The HITECH portion of the 2009 Reinvestment Act (ARRA) included over $677 million in grant funds to establish RECs across the nation to cover every geographic region.   The purpose of each REC is to provide consulting services to physicians that help them overcome many of the described barriers to the adoption and use of EHRs.   It is important for physicians to know that the RECs receive federal subsidies specifically based on and proportionate to the number of primary care physicians in solo or small group practices (<10 physicians) that they successfully help adopt, implement and meaningfully use an EHR.  In other words, RECs are financially dependent on providing effective health IT consulting services to a segment of physicians who have the greatest need for such services.

In Texas there are four RECs including the North Texas REC (NTREC) for which I volunteer time as Board Chairman.    Other Texas physicians volunteer their time to comprise 50% of the governing boards for each of the four RECs.   Our goal is to ensure that our RECs are physician-friendly and remained focused on providing high quality services that meet the technology needs of small physician practices in each region.   Texas RECs collaborated with each other to create a common business plan that leverages the federal subsidies to charge Texas physicians a token fee of $300 for IT consulting services worth over $5,000.    

NTREC will receive 100% of their allotted subsidies if we successfully help 1,500 physicians adopt EHRs and achieve meaningful use.   Since last October more than 500 North Texas physicians have enrolled for NTREC services; over half of them have already successfully implemented an EHR and are now working on the achieving meaningful use of their investment.

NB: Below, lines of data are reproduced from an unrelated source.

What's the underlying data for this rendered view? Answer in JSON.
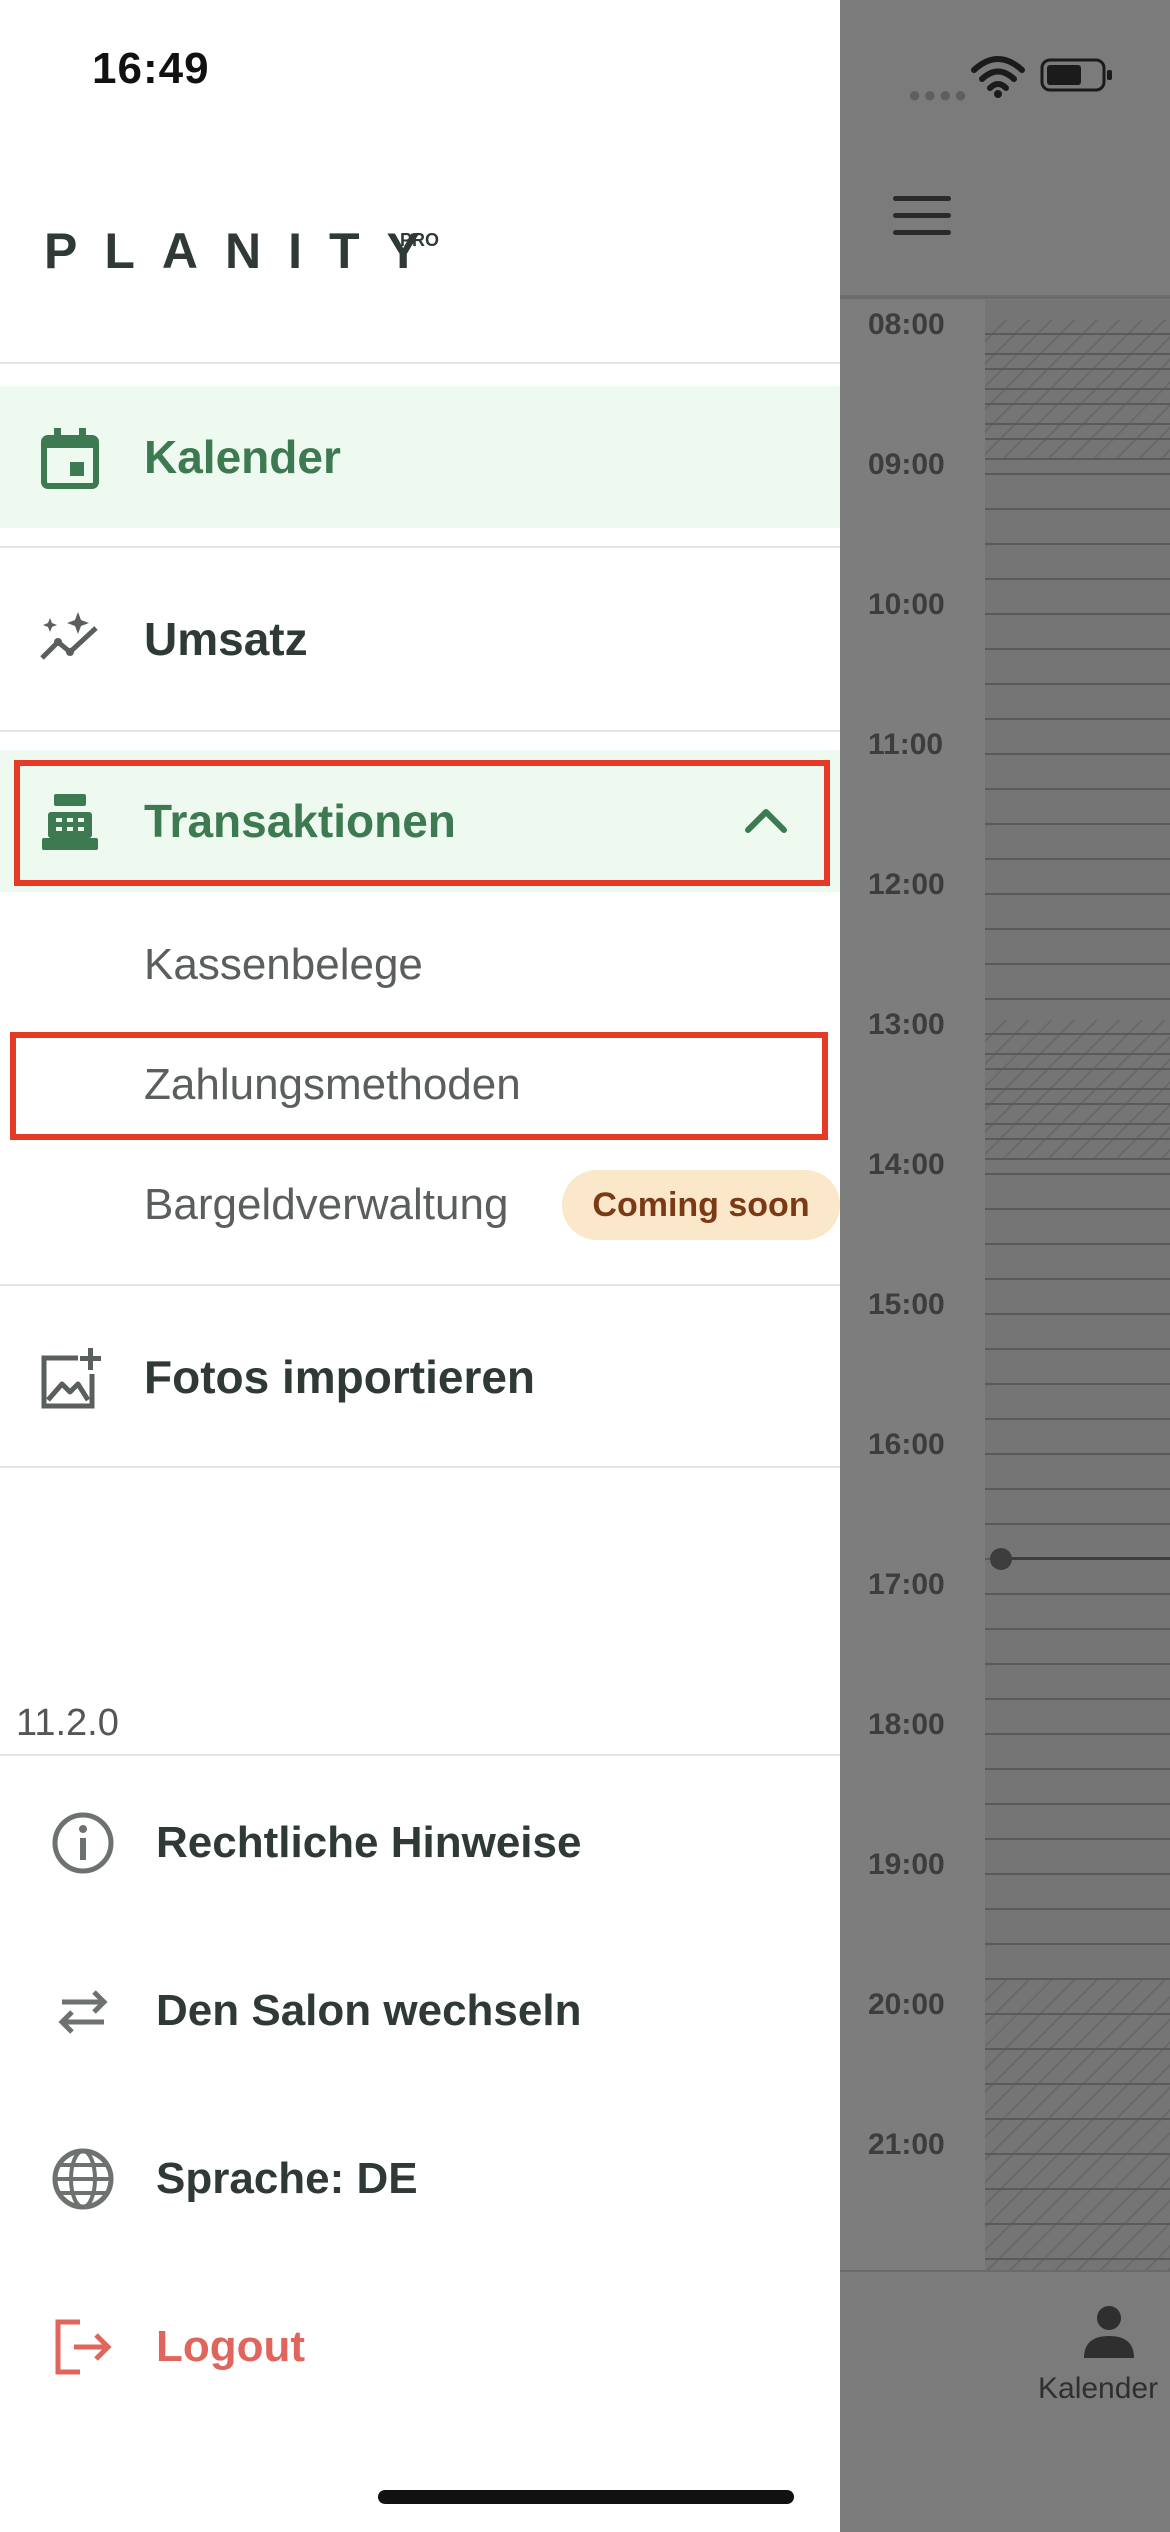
{
  "status_bar": {
    "time": "16:49"
  },
  "logo": {
    "name": "PLANITY",
    "suffix": "PRO"
  },
  "nav": {
    "kalender": "Kalender",
    "umsatz": "Umsatz",
    "transaktionen": "Transaktionen",
    "sub_items": [
      "Kassenbelege",
      "Zahlungsmethoden",
      "Bargeldverwaltung"
    ],
    "coming_soon": "Coming soon",
    "fotos": "Fotos importieren"
  },
  "version": "11.2.0",
  "footer": {
    "legal": "Rechtliche Hinweise",
    "switch_salon": "Den Salon wechseln",
    "language": "Sprache: DE",
    "logout": "Logout"
  },
  "calendar": {
    "times": [
      "08:00",
      "09:00",
      "10:00",
      "11:00",
      "12:00",
      "13:00",
      "14:00",
      "15:00",
      "16:00",
      "17:00",
      "18:00",
      "19:00",
      "20:00",
      "21:00"
    ],
    "tab_label": "Kalender"
  },
  "colors": {
    "accent_green": "#3d7a51",
    "active_bg": "#eefaef",
    "highlight_red": "#e53a25",
    "logout_red": "#e0655c",
    "badge_bg": "#fbe7c9"
  }
}
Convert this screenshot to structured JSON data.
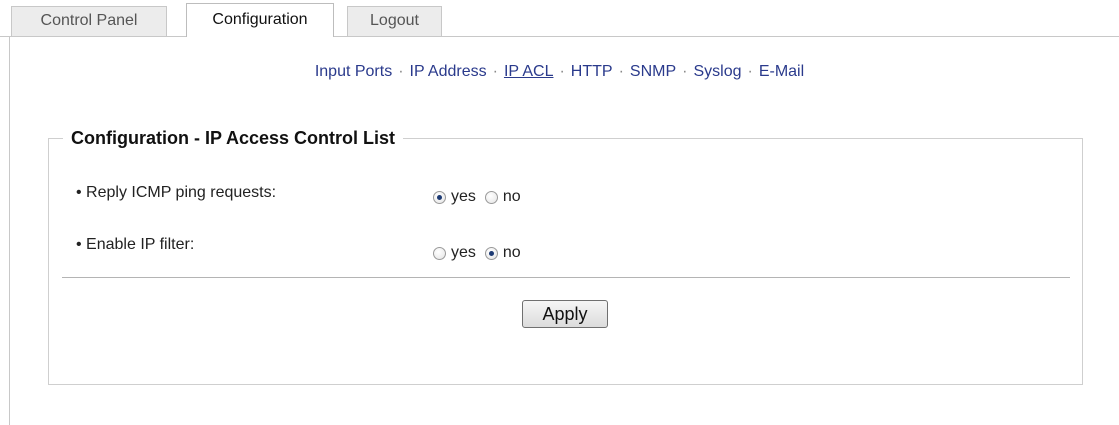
{
  "tabs": [
    {
      "label": "Control Panel"
    },
    {
      "label": "Configuration"
    },
    {
      "label": "Logout"
    }
  ],
  "subnav": [
    {
      "label": "Input Ports"
    },
    {
      "label": "IP Address"
    },
    {
      "label": "IP ACL"
    },
    {
      "label": "HTTP"
    },
    {
      "label": "SNMP"
    },
    {
      "label": "Syslog"
    },
    {
      "label": "E-Mail"
    }
  ],
  "subnav_separator": "·",
  "section": {
    "title": "Configuration - IP Access Control List",
    "rows": [
      {
        "label": "• Reply ICMP ping requests:",
        "yes": "yes",
        "no": "no",
        "selected": "yes"
      },
      {
        "label": "• Enable IP filter:",
        "yes": "yes",
        "no": "no",
        "selected": "no"
      }
    ],
    "apply_label": "Apply"
  }
}
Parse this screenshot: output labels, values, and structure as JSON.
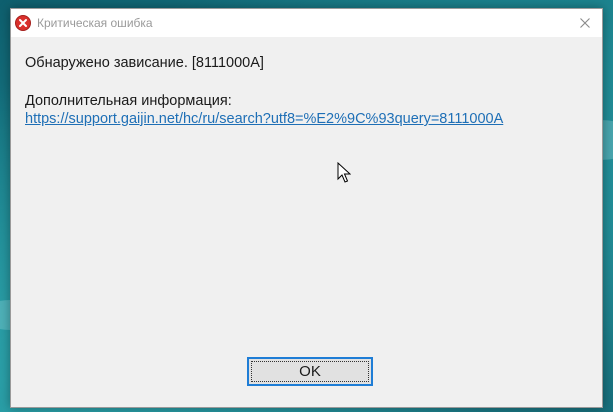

My hope is that physicians in other states will emulate our efforts by actively engaging in the governance of their region's RECs to ensure that they are physician-centric and remain focused on addressing the unmet needs of the small physician practices.